     Hunters should review baiting and feeding of deer and other species before scouting and hunting.  Baiting and feeding deer is prohibited in 55 for the 72 Wisconsin counties.   The 17 counties were it is allowed are mainly in the northeast and along the Lake Michigan shoreline.

     Jane Voskuiolen, Lafayette County DNR field warden, says to open the regulations booklet and make sure of dates, times, and other regulations. In addition, identify the target (species, too) and practice firearm safety.

     Don Martin, at Martin’s in Monroe and Doug Williams, at D W Sports Center in Portage remind hunters to repair equipment early to have it for an opener.  “Clean that gun and remember parts may not be readily available,” Williams said.

     “Everyone is in a hurry, so get the gun cleaned and fixed well before the season opens.  Some ammunition is a bit cheaper, like the .410 turkey loads at $41.95, but more are about the same price.  Regular .410 shells are almost impossible to get” Martin says.

     Autumn is on the calendar and in the woods, fields, gardens, and roadways, too. Remember that plants, fungi, mammals, fish, and birds are all signs of autumn.  Some are migrating, others change appearance and some hibernate. Not seeing a chipmunk is a sign of autumn and winter.  So is frost on a lobelia bloom and sneezeweed.
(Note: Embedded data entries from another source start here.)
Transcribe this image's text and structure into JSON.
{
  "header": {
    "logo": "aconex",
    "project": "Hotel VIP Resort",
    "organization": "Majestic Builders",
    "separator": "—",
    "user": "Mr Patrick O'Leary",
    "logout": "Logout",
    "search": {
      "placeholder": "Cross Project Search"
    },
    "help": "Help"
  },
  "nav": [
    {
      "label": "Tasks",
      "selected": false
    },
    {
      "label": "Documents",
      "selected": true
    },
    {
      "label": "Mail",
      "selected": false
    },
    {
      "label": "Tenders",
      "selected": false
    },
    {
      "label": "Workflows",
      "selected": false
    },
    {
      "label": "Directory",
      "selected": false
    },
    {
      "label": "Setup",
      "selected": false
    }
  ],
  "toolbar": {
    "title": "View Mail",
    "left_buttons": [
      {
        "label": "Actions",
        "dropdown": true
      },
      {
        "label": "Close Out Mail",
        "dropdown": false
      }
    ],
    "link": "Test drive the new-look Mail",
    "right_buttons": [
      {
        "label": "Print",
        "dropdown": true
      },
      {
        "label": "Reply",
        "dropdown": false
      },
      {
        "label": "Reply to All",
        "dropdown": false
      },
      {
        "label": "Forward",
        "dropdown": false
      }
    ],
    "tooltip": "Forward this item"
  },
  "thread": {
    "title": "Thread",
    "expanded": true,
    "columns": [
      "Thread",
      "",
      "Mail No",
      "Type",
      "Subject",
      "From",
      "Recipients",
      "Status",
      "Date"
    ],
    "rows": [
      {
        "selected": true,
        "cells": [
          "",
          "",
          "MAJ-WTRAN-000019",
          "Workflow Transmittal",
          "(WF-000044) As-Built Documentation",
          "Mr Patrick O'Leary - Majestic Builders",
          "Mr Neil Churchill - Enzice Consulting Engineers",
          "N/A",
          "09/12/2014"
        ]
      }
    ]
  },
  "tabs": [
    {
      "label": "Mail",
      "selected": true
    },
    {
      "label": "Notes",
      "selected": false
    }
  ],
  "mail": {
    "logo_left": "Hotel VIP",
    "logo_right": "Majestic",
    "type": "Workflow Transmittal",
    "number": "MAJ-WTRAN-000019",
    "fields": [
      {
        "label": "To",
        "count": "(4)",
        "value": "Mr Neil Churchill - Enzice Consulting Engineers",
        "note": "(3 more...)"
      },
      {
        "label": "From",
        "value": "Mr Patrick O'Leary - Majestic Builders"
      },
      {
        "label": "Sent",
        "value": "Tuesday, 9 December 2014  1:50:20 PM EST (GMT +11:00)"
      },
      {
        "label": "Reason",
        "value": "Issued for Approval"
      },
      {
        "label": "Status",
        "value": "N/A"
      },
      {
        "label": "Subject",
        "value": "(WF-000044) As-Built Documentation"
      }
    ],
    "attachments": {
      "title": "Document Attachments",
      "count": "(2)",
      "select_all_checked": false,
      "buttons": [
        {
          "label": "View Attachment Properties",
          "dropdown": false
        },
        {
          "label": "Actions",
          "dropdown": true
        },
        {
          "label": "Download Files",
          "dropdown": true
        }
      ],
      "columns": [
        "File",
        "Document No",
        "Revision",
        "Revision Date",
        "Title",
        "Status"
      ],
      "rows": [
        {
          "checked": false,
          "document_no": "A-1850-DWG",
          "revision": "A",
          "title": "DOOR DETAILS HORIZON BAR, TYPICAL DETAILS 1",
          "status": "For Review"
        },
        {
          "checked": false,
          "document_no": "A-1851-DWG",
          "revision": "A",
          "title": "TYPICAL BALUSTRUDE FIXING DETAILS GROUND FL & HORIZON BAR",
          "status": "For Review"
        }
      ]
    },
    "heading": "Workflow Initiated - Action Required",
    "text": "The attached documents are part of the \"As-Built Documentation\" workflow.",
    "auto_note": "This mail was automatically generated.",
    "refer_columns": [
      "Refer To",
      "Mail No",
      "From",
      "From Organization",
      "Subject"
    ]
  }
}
     Monarchs, ticks, sticktight plants and red oak acorns are abundant now.  Most apples have fallen.

Contact Jerry Davis, a freelance writer, at or  608.924.1112.